Writer of Colour Psychology Today, June Mcleod, commented: “One of the greatest assets and one of the easiest ways to sway decision or attract an emotive response — or alienate a consumer — is through colour. Purple with Cadbury; Shell with Yellow; National Trust with Green — they all work and work wonderfully well.”
Of course, you can choose whichever colour you like for your own company’s logo. But, consider the statistic that 80% of clients think a colour is accountable for brand recognition. If you want your customers to gain a sense of loyalty and familiarity with your brand, the colour should reflect your brand’s products, services and character.
Practically using colour in advertising
Don’t worry that it’s too late to start bringing what you know about colour psychology to your workplace.

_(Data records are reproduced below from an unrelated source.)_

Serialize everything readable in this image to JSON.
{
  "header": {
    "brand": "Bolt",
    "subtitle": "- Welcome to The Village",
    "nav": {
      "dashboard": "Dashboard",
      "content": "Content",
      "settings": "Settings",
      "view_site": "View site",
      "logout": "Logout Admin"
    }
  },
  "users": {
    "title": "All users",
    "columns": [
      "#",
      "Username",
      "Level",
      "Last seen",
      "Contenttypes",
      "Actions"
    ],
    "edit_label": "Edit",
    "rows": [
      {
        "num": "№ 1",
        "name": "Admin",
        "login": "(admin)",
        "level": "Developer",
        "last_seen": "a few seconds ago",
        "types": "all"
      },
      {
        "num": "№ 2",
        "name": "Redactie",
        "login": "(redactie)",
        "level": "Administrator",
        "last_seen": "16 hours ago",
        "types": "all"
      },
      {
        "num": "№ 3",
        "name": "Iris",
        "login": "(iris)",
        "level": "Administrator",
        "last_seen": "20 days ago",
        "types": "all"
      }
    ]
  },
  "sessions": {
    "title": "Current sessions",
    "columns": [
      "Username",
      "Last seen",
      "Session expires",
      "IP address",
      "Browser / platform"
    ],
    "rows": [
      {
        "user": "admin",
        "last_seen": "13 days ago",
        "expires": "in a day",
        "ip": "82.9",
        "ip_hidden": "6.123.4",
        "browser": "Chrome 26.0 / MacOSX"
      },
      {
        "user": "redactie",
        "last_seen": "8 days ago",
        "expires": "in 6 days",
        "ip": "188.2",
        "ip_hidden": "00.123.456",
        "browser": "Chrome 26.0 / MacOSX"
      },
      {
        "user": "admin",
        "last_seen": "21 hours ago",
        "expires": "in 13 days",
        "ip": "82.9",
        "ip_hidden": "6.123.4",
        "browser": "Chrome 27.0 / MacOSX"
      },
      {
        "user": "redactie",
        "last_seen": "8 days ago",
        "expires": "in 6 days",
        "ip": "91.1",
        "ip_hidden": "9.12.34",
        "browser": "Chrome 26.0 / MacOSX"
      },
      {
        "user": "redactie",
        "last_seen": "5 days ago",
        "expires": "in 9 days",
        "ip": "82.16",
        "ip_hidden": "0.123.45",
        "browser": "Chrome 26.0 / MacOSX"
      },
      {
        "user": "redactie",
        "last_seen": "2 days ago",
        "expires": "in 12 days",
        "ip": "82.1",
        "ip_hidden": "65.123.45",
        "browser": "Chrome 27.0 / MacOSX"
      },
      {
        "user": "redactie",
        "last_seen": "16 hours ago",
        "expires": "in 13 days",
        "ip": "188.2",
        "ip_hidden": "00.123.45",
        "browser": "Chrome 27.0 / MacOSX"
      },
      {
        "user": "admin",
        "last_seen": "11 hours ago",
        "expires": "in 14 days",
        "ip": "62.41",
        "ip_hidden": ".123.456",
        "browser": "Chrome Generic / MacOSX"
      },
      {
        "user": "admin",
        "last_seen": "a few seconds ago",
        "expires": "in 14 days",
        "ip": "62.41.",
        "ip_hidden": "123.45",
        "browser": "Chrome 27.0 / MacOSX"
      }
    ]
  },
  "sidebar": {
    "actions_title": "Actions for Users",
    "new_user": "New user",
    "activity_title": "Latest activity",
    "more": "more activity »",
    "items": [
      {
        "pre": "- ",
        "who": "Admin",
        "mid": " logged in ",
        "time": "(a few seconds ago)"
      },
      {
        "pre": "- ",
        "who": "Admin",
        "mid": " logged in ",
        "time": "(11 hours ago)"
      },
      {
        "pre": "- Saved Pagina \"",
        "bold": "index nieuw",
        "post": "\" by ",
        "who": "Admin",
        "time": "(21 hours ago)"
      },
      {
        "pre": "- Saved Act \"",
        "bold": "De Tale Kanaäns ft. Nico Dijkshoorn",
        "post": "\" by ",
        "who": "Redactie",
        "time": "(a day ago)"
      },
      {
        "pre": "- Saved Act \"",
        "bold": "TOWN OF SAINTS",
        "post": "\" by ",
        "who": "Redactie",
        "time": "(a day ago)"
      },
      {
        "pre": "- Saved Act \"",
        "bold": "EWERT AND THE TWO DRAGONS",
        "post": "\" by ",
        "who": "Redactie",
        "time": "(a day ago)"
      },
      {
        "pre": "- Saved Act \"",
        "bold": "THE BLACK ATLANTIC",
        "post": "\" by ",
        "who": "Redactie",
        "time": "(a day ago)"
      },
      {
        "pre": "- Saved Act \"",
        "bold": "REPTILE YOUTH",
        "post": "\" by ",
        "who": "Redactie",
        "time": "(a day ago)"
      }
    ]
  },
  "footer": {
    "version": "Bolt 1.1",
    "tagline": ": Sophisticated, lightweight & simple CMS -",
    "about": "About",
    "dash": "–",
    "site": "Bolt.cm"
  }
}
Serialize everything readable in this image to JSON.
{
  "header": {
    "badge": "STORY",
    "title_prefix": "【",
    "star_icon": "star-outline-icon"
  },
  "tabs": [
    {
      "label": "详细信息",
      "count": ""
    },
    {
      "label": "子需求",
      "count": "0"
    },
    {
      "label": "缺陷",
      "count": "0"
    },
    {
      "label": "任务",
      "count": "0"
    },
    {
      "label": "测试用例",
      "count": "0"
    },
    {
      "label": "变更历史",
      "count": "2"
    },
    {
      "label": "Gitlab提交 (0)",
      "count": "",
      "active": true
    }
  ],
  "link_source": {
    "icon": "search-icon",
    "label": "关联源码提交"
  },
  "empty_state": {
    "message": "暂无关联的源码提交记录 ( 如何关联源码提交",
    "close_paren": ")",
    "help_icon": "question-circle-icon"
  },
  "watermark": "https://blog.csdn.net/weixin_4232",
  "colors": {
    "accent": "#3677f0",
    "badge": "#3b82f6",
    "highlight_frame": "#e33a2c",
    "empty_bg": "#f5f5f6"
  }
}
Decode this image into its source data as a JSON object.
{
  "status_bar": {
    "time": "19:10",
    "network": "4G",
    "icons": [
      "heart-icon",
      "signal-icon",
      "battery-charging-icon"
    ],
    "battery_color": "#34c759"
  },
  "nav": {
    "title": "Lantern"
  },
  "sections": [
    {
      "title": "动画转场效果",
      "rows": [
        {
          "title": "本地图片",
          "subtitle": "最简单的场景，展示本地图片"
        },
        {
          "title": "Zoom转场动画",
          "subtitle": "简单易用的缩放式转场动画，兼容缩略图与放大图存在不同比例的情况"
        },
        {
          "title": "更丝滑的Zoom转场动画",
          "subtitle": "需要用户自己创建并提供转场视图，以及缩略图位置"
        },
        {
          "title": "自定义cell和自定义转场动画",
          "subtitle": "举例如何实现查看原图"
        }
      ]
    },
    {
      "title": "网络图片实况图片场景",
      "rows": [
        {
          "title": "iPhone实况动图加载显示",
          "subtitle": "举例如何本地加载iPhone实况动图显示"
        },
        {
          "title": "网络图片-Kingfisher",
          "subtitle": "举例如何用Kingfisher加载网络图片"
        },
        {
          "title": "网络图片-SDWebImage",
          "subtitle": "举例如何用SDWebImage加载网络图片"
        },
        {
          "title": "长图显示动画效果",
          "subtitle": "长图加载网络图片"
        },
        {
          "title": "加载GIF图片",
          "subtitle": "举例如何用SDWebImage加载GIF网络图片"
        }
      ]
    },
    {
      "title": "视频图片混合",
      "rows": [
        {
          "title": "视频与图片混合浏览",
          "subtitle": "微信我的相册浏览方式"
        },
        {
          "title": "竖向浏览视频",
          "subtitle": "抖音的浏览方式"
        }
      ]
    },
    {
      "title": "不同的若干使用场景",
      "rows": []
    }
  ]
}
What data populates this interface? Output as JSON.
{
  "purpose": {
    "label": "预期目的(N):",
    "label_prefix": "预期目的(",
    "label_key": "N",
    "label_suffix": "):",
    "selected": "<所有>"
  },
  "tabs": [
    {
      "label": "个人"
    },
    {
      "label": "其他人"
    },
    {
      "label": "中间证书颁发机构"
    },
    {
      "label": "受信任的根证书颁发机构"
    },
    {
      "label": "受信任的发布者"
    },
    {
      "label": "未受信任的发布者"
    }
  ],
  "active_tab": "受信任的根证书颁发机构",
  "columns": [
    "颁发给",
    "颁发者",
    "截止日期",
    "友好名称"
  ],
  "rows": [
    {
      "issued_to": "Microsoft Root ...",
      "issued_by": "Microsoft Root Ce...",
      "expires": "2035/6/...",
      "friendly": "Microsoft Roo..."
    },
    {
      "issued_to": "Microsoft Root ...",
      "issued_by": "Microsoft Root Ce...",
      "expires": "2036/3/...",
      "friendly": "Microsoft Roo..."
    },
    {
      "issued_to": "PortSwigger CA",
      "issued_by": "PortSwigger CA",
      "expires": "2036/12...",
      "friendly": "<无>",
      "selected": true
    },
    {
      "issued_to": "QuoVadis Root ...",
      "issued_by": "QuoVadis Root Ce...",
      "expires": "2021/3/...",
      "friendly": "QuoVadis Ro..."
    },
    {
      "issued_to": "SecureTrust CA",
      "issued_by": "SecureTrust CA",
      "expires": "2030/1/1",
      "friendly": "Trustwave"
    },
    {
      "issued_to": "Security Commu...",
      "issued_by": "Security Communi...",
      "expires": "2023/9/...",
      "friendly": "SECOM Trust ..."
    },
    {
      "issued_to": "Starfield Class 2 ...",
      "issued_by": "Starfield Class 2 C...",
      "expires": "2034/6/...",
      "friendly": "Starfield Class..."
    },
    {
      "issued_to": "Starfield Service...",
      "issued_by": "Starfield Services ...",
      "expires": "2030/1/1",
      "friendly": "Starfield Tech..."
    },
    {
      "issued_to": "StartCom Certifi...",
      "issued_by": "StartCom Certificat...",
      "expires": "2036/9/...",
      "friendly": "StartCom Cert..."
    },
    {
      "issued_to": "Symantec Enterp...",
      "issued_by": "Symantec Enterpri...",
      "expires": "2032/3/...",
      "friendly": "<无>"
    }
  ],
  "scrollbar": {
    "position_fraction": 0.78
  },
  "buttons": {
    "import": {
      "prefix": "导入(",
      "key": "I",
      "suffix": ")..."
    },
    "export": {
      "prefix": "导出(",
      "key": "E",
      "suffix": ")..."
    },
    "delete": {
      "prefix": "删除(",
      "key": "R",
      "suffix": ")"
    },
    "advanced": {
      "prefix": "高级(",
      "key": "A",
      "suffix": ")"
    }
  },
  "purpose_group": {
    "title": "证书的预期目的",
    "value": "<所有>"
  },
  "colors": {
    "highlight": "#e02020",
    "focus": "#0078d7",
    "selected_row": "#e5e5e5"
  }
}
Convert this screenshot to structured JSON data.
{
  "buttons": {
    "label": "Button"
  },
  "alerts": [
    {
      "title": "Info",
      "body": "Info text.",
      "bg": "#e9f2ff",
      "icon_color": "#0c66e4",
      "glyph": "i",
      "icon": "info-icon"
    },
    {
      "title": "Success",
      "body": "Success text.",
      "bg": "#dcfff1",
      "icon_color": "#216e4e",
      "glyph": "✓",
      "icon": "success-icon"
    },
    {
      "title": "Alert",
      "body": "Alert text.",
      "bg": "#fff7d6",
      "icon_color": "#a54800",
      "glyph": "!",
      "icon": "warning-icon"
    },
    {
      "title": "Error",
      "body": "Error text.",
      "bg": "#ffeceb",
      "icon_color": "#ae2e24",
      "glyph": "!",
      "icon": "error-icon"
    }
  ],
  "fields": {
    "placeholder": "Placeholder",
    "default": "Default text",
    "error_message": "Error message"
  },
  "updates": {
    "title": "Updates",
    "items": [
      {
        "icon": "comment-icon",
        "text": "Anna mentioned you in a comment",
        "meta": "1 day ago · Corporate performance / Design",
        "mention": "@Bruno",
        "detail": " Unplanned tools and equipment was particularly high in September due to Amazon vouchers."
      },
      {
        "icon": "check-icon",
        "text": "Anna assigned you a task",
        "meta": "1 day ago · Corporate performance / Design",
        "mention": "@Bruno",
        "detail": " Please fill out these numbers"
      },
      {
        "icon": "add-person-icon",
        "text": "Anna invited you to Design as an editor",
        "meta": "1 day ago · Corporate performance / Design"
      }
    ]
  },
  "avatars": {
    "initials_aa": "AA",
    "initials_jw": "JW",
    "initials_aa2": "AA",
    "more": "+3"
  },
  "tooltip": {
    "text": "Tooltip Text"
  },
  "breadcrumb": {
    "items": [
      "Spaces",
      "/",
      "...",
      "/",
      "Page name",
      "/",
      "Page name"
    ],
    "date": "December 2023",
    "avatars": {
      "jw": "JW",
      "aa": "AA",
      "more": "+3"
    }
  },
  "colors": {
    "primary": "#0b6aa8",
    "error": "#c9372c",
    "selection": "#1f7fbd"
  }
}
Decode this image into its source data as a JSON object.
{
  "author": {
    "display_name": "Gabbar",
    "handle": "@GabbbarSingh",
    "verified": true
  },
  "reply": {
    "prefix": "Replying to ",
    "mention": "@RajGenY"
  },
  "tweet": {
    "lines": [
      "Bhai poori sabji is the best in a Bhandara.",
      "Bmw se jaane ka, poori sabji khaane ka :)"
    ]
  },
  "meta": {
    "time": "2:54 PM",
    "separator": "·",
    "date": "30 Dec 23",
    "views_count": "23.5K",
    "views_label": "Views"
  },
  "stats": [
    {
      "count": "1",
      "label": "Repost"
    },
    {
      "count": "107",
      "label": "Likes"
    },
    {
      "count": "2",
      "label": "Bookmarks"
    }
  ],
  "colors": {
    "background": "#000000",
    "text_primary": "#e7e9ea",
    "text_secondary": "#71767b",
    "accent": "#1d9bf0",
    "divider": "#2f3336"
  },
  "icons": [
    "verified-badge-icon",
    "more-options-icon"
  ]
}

Take well-known beer company, Carlsberg, for example. The marketing team here worked to rebrand using colour with great success. Using white for its Carlberg Export packaging and changing its formerly green bottles to brown; the company achieved 10,000 new distribution points and a sales increase of 10% in the 12 weeks leading to summer in 2017.
Here are our top tips for implementing colour psychology into your brand when marketing:
- Using conflicting shades (e.g. red and green) can improve text clearness — essential considering you have just seven seconds to make a bold first impression.
- There are clearly differences in how men and women perceive colour. Who do you mainly sell to? If it’s men, perhaps take these gender studies on board and avoid purple…
- Experiments show an association between colour and emotion. Decide on what you want consumers to think about your brand and choose a hue that reflects this personality — whether it’s energetic (red) or reliable (blue).
- Use the warm shades red and yellow on your print ads to raise the chances of catching the eyes of people walking by your store.
Harness the authority of colour in 2018 by revaluating your colour choices in your next marketing campaign.
Sources: http://journals.sagepub.com/doi/abs/10.1177/0258042X1103600206 https://www.sciencedirect.com/science/article/pii/S0022435913000031
https://www.ncbi.nlm.nih.gov/pubmed/2235253 https://www.ncbi.nlm.nih.gov/pmc/articles/PMC4347302/ https://www.businessinsider.com/only-7-seconds-to-make-first-impression-2013-4?IR=T